Let’s start this off with some hard facts: There are 2534 registered glaciers on mainland Norway, plus 2100 glaciers on Svalbard. Yes, that’s right. 2534 glaciers. However, recent studies show that the total glacier area is reduced by 12% since the 1960s.
The glaciers vary largely in size, which means that also small glaciers are registered.
Austfonna, which is Norway’s largest glacier, is located on Svalbard and with its 8450km2 it’s among the largest in the world.
Mainland Norway doesn’t have a glacier as massive as Austfonna but the largest glacier, Jostedalsbreen in Sogn of Fjordane, is still of an impressive size with its 474km2.
That should be enough hard facts for today, so let’s look at the most beautiful glaciers in Norway:

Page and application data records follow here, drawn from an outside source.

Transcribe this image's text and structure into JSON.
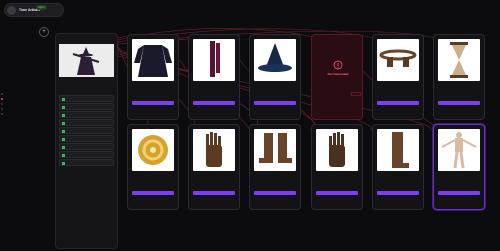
{
  "app": {
    "subtitle": "",
    "title": "Time Artister",
    "status": "Agent"
  },
  "canvas": {
    "add_label": "+"
  },
  "side_panel": {
    "header": "",
    "section_title": "",
    "rows": [
      "",
      "",
      "",
      "",
      "",
      "",
      "",
      "",
      ""
    ]
  },
  "accent": "#7a3ff0",
  "error_color": "#ff6a7a",
  "cards": [
    {
      "id": "robe",
      "caption": "",
      "sub": "",
      "button": "",
      "icon": "robe-icon"
    },
    {
      "id": "scarf",
      "caption": "",
      "sub": "",
      "button": "",
      "icon": "scarf-icon"
    },
    {
      "id": "hat",
      "caption": "",
      "sub": "",
      "button": "",
      "icon": "wizard-hat-icon"
    },
    {
      "id": "error",
      "caption": "Not Generated",
      "sub": "",
      "button": "",
      "icon": "error-icon"
    },
    {
      "id": "belt",
      "caption": "",
      "sub": "",
      "button": "",
      "icon": "belt-icon"
    },
    {
      "id": "hourglass",
      "caption": "",
      "sub": "",
      "button": "",
      "icon": "hourglass-icon"
    },
    {
      "id": "orb",
      "caption": "",
      "sub": "",
      "button": "",
      "icon": "orb-icon"
    },
    {
      "id": "glove-r",
      "caption": "",
      "sub": "",
      "button": "",
      "icon": "glove-icon"
    },
    {
      "id": "boots",
      "caption": "",
      "sub": "",
      "button": "",
      "icon": "boots-icon"
    },
    {
      "id": "glove-l",
      "caption": "",
      "sub": "",
      "button": "",
      "icon": "glove-icon"
    },
    {
      "id": "boot-l",
      "caption": "",
      "sub": "",
      "button": "",
      "icon": "boot-icon"
    },
    {
      "id": "body",
      "caption": "",
      "sub": "",
      "button": "",
      "icon": "body-icon"
    }
  ]
}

Svartisen is a collective term for the two glaciers Vestre Svartisen (western) and Østre Svartisen (eastern) that extends through Rana, Meløy and Rødøy in Nordland County.
Even though these are two separate glaciers, whereof Vestre Svartisen is the second largest in Norway, they used to be connected only 300 years ago.
There are also several other small glaciers in the area, which makes this a particularly attractive destination for glacier hikers and explorers. Engabreen, one of the outlets from Svartisen, ends less than 20 meters above sea level, which is the lowest point of any glacier on the European mainland.
Its low altitude makes Svartisen one of the most visited glaciers in Norway and more than 25000 tourists visits each year.
The largest glacier in mainland Europe, and obviously in mainland Norway as well, is the picturesque Jostedalsbreen. At roughly 500km2 the glacier extends through Stryn, Sogndal, Lyster and Jølster in Sogn og Fjordane County.
What makes Jostedalsbreen even more fascinating are all the large mountains surrounding it, where the highest point is at 2083 meters.
The thickness of the ice varies from area to area but at the deepest, the ice extends more than 600 meters down.
Despite what many tend to believe, Jostedalsbreen is actually a rather young glacier. It was believed that it dated back to the last global ice age but recent studies state that it’s no older than 2000 years. However, the glacier that was there prior to is believed to have melted during a warm period 7000 years ago.
A part of Jostedalsbreen National Park, Briksdalsbreen is one of the most accessible and best-known arms of the Jostedalsbreen Glacier.
Among the many highlights of Briksdalsbreen are the many large and picturesque waterfalls rushing down the mountains. Kleivarfossen is one of Norway’s most photographed waterfalls and that rarely comes as a surprise for first-time visitors.
The area around Briksdalsbreen is also a popular area for hiking but there are options for those who aren’t able to go on longer hikes. Visitors at Briksdalen can go on a 1.5-hour round-trip in a “Troll Car” where you’re taken to all the scenic spots.
Norway’s third largest glacier is the adventure-filled Folgefonna, most known for its summertime ski resort and a large selection of glacier adventures.
You heard right, summertime ski resort. From the end of April until the middle of October you’re able to go downhill skiing at Fonna Glacier Ski Resort.
Even if you’re not much of a skier it’s highly recommended to take the scenic drive to the ski resort.
The road up is during spring an adventure itself as the snow banks can be up over 10 meters high.
There are also many other activities in Folgefonna National Park such as glacier hikes and glacier kayaking.
Hardangerjøkulen is a glacier located on Hardangervidda National Park, a popular destination both in winter and summer. During weekends and holidays, the national park often fills up with hikers, skiers, kiters and in general outdoor enthusiasts. For those who aren't too fond off hiking, the road through the park is rather scenic as well and is a good option.
For those who are Star Wars fans, it should be mentioned that the Hardanger Glacier, more specific Midtdalen, was the ice planet Hoth in Star Was Episode V. That should be reason enough to go see it yourself!
More seriously, though, the Hardanger Glacier is Norway’s fifth largest glacier and it’s a popular area for hiking. A long, but popular, hike is the hike to Demmevasshytta, a DNT cabin. The hike is approximately 7 hours and takes you past multiple glaciers. It’s, therefore, essential that you’ve got the correct equipment and skills needed.
Remember to respect the nature and always be careful when hiking around glaciers to avoid unwanted situations.
What's your favorite glacier in Norway?